• ASSIGNMENT
Return every record verbatim, omitting all pictures.

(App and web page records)
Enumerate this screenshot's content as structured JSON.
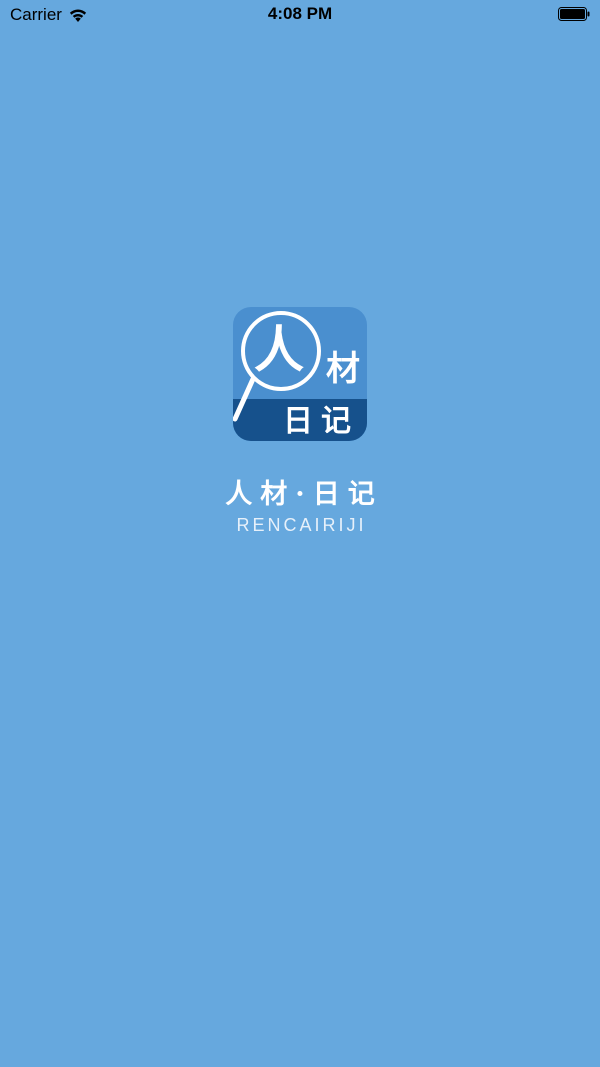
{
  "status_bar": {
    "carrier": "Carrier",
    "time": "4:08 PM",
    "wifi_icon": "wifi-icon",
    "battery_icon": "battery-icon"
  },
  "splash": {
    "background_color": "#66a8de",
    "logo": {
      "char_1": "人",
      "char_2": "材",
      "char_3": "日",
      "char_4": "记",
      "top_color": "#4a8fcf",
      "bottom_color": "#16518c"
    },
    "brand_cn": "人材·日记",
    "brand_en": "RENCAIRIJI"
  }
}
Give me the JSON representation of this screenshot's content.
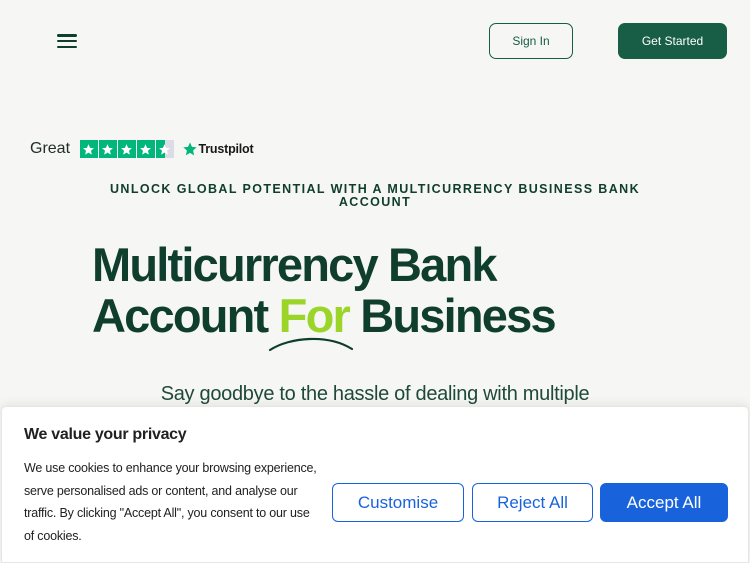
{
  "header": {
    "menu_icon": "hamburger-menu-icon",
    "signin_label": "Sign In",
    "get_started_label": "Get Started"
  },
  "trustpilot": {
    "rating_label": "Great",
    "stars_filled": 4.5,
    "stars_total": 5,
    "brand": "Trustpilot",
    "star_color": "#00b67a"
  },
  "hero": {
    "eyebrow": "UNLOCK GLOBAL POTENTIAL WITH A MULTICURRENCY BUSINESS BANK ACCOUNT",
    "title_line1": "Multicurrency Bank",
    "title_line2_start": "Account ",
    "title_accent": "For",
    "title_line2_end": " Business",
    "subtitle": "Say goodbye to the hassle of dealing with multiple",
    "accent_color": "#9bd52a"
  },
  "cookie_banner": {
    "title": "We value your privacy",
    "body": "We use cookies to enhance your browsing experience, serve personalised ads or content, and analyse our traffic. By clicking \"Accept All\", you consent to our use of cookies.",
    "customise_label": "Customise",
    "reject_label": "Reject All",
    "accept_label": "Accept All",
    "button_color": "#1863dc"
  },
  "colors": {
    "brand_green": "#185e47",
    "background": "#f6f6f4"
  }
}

• ANSWER FOR THIS EXERCISE
Enumerate this screenshot's content as structured JSON.
{
  "status_bar": {
    "carrier": "Carrier",
    "time": "4:08 PM",
    "wifi_icon": "wifi-icon",
    "battery_icon": "battery-icon"
  },
  "splash": {
    "background_color": "#66a8de",
    "logo": {
      "char_1": "人",
      "char_2": "材",
      "char_3": "日",
      "char_4": "记",
      "top_color": "#4a8fcf",
      "bottom_color": "#16518c"
    },
    "brand_cn": "人材·日记",
    "brand_en": "RENCAIRIJI"
  }
}
Give me the JSON representation of this screenshot's content.
{
  "header": {
    "menu_icon": "hamburger-menu-icon",
    "signin_label": "Sign In",
    "get_started_label": "Get Started"
  },
  "trustpilot": {
    "rating_label": "Great",
    "stars_filled": 4.5,
    "stars_total": 5,
    "brand": "Trustpilot",
    "star_color": "#00b67a"
  },
  "hero": {
    "eyebrow": "UNLOCK GLOBAL POTENTIAL WITH A MULTICURRENCY BUSINESS BANK ACCOUNT",
    "title_line1": "Multicurrency Bank",
    "title_line2_start": "Account ",
    "title_accent": "For",
    "title_line2_end": " Business",
    "subtitle": "Say goodbye to the hassle of dealing with multiple",
    "accent_color": "#9bd52a"
  },
  "cookie_banner": {
    "title": "We value your privacy",
    "body": "We use cookies to enhance your browsing experience, serve personalised ads or content, and analyse our traffic. By clicking \"Accept All\", you consent to our use of cookies.",
    "customise_label": "Customise",
    "reject_label": "Reject All",
    "accept_label": "Accept All",
    "button_color": "#1863dc"
  },
  "colors": {
    "brand_green": "#185e47",
    "background": "#f6f6f4"
  }
}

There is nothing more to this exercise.